If a line of the data contains the word "public", it is counted; report how many such lines there are and nothing else.

Interface dataset entries
****************
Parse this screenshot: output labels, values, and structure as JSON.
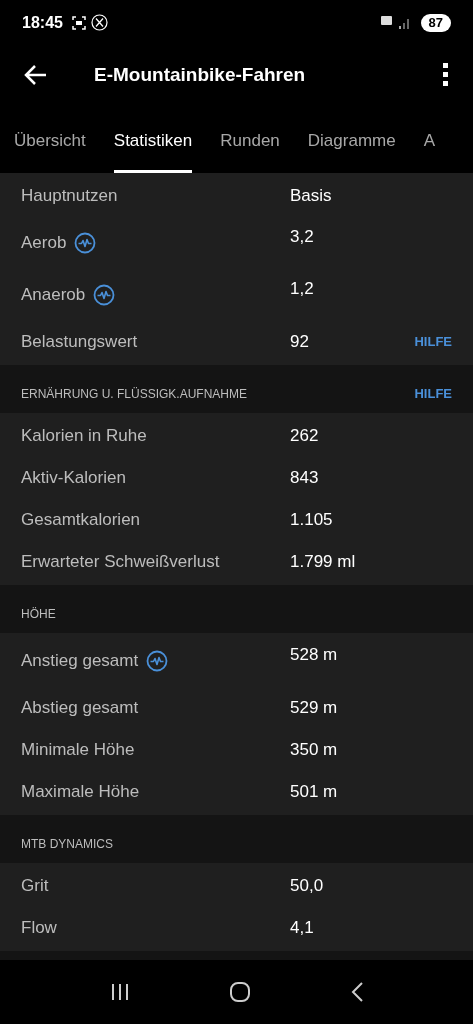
{
  "status_bar": {
    "time": "18:45",
    "battery": "87"
  },
  "header": {
    "title": "E-Mountainbike-Fahren"
  },
  "tabs": [
    {
      "label": "Übersicht",
      "selected": false
    },
    {
      "label": "Statistiken",
      "selected": true
    },
    {
      "label": "Runden",
      "selected": false
    },
    {
      "label": "Diagramme",
      "selected": false
    },
    {
      "label": "A",
      "selected": false
    }
  ],
  "sections": [
    {
      "rows": [
        {
          "label": "Hauptnutzen",
          "value": "Basis",
          "info": false
        },
        {
          "label": "Aerob",
          "value": "3,2",
          "info": true
        },
        {
          "label": "Anaerob",
          "value": "1,2",
          "info": true
        },
        {
          "label": "Belastungswert",
          "value": "92",
          "info": false,
          "help": "HILFE"
        }
      ]
    },
    {
      "title": "ERNÄHRUNG U. FLÜSSIGK.AUFNAHME",
      "help": "HILFE",
      "rows": [
        {
          "label": "Kalorien in Ruhe",
          "value": "262",
          "info": false
        },
        {
          "label": "Aktiv-Kalorien",
          "value": "843",
          "info": false
        },
        {
          "label": "Gesamtkalorien",
          "value": "1.105",
          "info": false
        },
        {
          "label": "Erwarteter Schweißverlust",
          "value": "1.799 ml",
          "info": false
        }
      ]
    },
    {
      "title": "HÖHE",
      "rows": [
        {
          "label": "Anstieg gesamt",
          "value": "528 m",
          "info": true
        },
        {
          "label": "Abstieg gesamt",
          "value": "529 m",
          "info": false
        },
        {
          "label": "Minimale Höhe",
          "value": "350 m",
          "info": false
        },
        {
          "label": "Maximale Höhe",
          "value": "501 m",
          "info": false
        }
      ]
    },
    {
      "title": "MTB DYNAMICS",
      "rows": [
        {
          "label": "Grit",
          "value": "50,0",
          "info": false
        },
        {
          "label": "Flow",
          "value": "4,1",
          "info": false
        }
      ]
    }
  ]
}
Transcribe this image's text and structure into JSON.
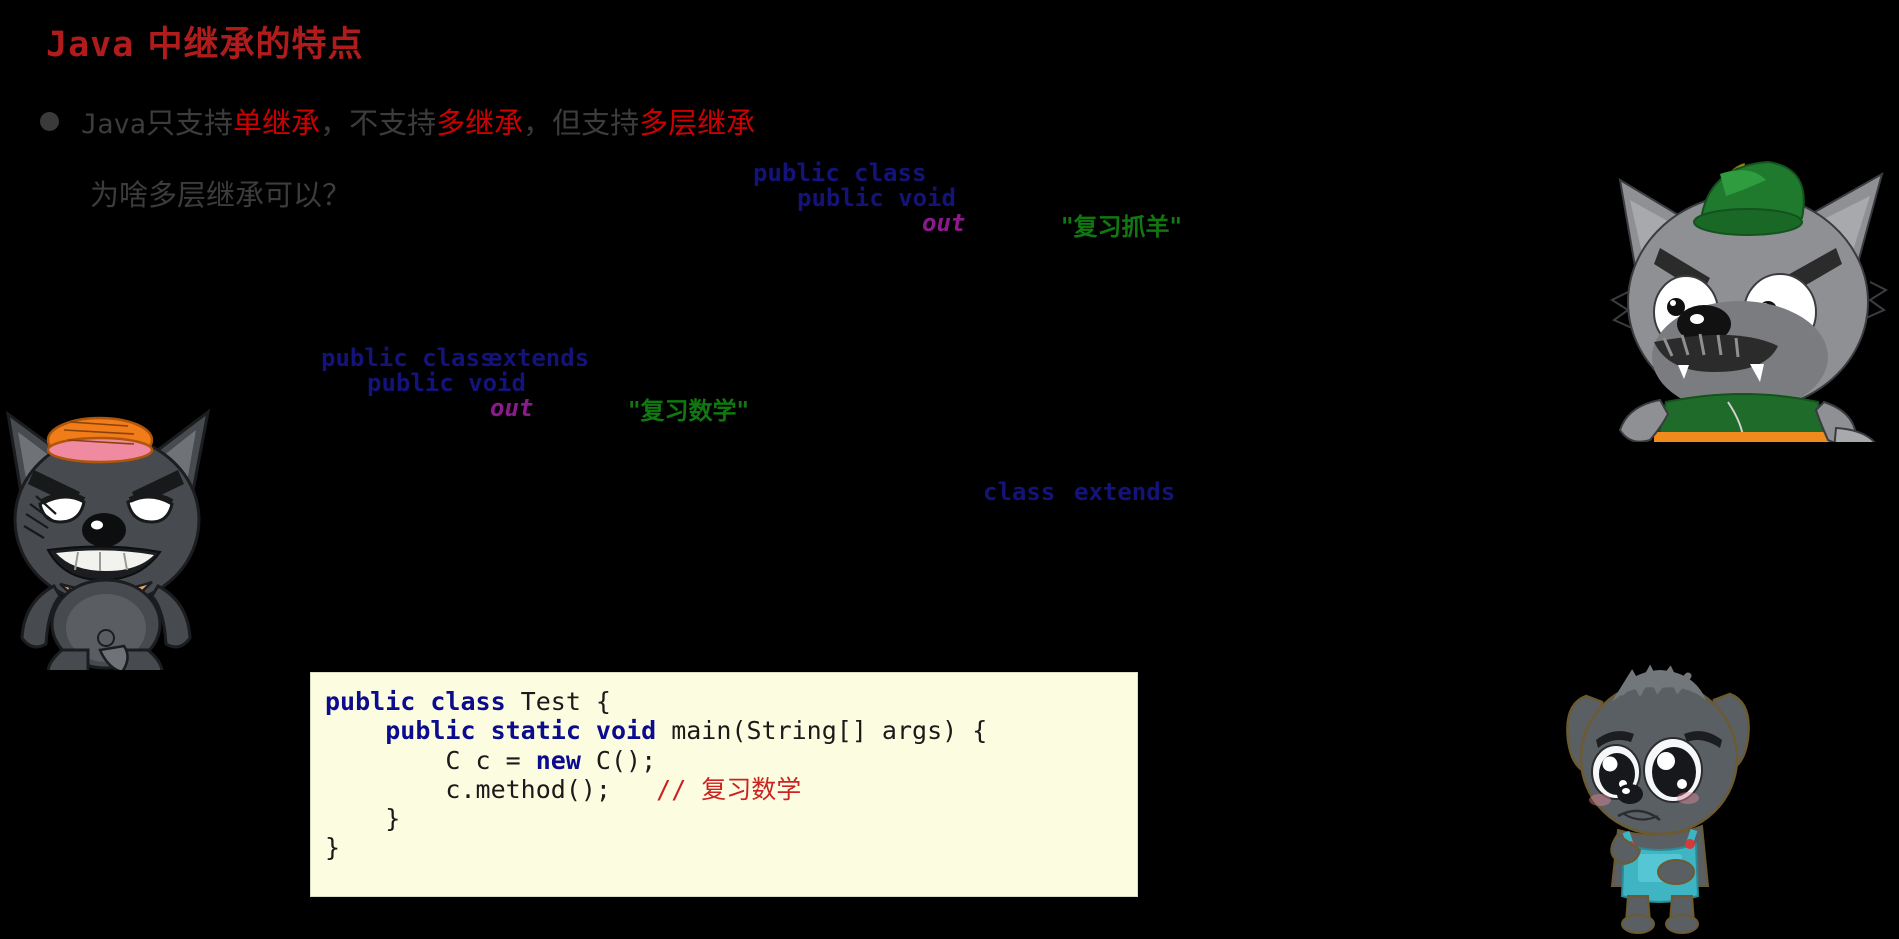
{
  "slide": {
    "background_color": "#000000",
    "title_latin": "Java",
    "title_cjk": " 中继承的特点",
    "title_color": "#b01c1c"
  },
  "bullet": {
    "marker_icon": "bullet-dot-icon",
    "marker_color": "#3a3a3a",
    "seg1_mono": "Java",
    "seg2": "只支持",
    "seg3_red": "单继承",
    "seg4": "，不支持",
    "seg5_red": "多继承",
    "seg6": "，但支持",
    "seg7_red": "多层继承",
    "base_color": "#3c3c3c",
    "highlight_color": "#cc0000"
  },
  "sub_question": {
    "text": "为啥多层继承可以？"
  },
  "fragments": {
    "block_a": {
      "line1": "public class",
      "line2": "public void",
      "out": "out",
      "string": "\"复习抓羊\""
    },
    "block_b": {
      "line1_a": "public class",
      "line1_b": "extends",
      "line2": "public void",
      "out": "out",
      "string": "\"复习数学\""
    },
    "block_c": {
      "kw_class": "class",
      "kw_extends": "extends"
    },
    "keyword_color": "#13137a",
    "out_color": "#8b1a8b",
    "string_color": "#117711"
  },
  "code_card": {
    "background_color": "#fcfce0",
    "keyword_color": "#0b0b8f",
    "comment_color": "#cc2222",
    "lines": [
      [
        {
          "t": "public class",
          "c": "ck"
        },
        {
          "t": " Test {",
          "c": "cn"
        }
      ],
      [
        {
          "t": "    ",
          "c": "cn"
        },
        {
          "t": "public static void",
          "c": "ck"
        },
        {
          "t": " main(String[] args) {",
          "c": "cn"
        }
      ],
      [
        {
          "t": "        C c = ",
          "c": "cn"
        },
        {
          "t": "new",
          "c": "ck"
        },
        {
          "t": " C();",
          "c": "cn"
        }
      ],
      [
        {
          "t": "        c.method();   ",
          "c": "cn"
        },
        {
          "t": "// ",
          "c": "cc"
        },
        {
          "t": "复习数学",
          "c": "cc-cjk"
        }
      ],
      [
        {
          "t": "    }",
          "c": "cn"
        }
      ],
      [
        {
          "t": "}",
          "c": "cn"
        }
      ]
    ]
  },
  "characters": [
    {
      "name": "wolf-green-hat",
      "description": "灰太狼 grey wolf with green hat and green vest with orange sash",
      "body_color": "#8f9094",
      "hat_color": "#1f7a2e",
      "vest_color": "#1f6b2a",
      "sash_color": "#f08a1c"
    },
    {
      "name": "wolf-orange-beret",
      "description": "dark grey wolf with orange beret and tan scarf",
      "body_color": "#474a4e",
      "hat_color": "#f07c1a",
      "scarf_color": "#e8a867"
    },
    {
      "name": "wolf-pup-sad",
      "description": "小灰灰 sad grey wolf pup with teal overalls",
      "body_color": "#5a5f64",
      "overall_color": "#3fb5c4"
    }
  ]
}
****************
● Task solution: 6